Tell how many lines in the data below hold the string "title"; give nothing but the number.

DATA PROVIDED
BEGIN
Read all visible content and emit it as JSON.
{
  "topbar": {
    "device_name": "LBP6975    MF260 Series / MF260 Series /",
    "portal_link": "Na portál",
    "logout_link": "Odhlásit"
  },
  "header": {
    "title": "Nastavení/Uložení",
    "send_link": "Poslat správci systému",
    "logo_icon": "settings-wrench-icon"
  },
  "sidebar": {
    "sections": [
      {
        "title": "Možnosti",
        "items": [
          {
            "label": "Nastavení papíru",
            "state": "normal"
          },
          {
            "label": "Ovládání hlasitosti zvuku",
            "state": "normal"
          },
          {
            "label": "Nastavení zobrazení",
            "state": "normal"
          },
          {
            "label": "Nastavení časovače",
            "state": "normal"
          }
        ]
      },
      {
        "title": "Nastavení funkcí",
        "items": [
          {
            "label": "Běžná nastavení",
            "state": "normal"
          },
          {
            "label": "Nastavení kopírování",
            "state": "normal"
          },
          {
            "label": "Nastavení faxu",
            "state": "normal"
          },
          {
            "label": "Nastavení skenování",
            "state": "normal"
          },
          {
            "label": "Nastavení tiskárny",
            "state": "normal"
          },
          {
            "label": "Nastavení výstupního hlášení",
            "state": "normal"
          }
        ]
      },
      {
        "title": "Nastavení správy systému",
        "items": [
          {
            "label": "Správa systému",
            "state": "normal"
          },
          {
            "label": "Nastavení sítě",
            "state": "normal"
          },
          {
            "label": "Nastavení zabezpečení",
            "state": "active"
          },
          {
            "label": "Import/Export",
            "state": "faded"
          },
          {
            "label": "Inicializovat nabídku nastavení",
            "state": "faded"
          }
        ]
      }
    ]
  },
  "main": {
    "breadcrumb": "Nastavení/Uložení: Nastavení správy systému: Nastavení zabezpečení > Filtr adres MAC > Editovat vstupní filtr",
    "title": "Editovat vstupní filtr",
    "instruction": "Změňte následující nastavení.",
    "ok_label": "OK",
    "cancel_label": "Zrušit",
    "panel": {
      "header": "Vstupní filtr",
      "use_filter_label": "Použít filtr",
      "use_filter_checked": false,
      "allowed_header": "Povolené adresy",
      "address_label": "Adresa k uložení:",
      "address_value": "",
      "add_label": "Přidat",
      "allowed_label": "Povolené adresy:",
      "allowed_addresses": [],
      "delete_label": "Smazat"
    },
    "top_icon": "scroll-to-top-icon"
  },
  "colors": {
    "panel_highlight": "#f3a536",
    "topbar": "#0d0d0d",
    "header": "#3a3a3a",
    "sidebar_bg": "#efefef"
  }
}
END
EXERCISE RESPONSE
5